→ **AIM OF THE TASK**:
Go through the data below line by line. Give only the number of lines that contain "Overview".

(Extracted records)
= Beginning of Section =
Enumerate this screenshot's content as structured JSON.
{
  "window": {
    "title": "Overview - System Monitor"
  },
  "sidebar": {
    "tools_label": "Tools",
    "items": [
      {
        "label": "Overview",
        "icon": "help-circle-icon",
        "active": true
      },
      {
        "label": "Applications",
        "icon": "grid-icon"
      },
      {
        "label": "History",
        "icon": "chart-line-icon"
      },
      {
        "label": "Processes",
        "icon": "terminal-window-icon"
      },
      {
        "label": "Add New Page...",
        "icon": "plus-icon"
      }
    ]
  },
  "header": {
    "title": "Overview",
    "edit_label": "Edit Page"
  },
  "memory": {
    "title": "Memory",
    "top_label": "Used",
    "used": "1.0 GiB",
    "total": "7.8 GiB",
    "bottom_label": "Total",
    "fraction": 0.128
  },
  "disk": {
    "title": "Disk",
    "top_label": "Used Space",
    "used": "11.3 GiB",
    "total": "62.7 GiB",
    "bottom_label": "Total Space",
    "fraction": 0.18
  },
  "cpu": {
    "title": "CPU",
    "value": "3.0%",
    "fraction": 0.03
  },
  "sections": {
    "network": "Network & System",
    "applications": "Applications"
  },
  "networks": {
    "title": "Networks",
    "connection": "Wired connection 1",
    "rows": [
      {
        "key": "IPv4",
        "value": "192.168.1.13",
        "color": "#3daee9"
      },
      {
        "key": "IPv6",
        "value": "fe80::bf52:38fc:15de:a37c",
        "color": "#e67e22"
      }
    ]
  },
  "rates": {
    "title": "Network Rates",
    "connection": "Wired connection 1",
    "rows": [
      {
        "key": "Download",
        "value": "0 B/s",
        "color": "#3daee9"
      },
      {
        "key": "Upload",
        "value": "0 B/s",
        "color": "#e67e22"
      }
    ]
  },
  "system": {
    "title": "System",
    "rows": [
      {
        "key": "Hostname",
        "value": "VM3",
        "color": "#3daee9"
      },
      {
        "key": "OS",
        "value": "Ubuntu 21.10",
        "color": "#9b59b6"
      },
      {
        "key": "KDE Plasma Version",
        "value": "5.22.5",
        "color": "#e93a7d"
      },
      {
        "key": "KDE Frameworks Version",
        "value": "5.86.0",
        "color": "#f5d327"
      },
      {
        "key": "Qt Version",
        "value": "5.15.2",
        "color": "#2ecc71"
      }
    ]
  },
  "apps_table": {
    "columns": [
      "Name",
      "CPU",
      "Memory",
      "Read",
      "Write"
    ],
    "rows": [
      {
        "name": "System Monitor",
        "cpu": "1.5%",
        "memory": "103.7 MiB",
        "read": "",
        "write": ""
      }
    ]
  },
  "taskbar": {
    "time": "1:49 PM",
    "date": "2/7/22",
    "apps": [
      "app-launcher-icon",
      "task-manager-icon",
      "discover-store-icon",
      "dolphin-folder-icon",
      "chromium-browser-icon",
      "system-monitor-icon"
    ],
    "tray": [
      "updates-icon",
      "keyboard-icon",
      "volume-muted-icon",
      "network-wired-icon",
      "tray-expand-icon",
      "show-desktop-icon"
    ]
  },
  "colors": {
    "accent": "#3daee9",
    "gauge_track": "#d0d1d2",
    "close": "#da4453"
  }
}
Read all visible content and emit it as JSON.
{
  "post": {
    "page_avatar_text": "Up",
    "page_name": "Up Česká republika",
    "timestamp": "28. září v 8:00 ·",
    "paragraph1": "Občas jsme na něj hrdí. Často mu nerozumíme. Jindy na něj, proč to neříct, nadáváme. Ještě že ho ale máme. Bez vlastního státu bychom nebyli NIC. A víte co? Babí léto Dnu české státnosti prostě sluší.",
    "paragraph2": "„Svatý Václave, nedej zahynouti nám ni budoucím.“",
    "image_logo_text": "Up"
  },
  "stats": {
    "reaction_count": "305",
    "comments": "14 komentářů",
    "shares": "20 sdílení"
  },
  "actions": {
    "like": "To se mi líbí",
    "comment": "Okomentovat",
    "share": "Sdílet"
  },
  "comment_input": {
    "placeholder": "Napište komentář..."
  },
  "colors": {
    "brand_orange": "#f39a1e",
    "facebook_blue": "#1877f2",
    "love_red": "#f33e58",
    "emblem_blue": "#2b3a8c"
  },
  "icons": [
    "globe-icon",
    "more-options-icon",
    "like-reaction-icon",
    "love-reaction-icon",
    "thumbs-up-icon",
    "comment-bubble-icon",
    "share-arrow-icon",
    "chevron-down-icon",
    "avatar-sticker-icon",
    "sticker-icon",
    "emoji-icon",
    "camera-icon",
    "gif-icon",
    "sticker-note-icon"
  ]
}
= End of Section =
→ **RESPONSE FOR THIS EXERCISE**:
3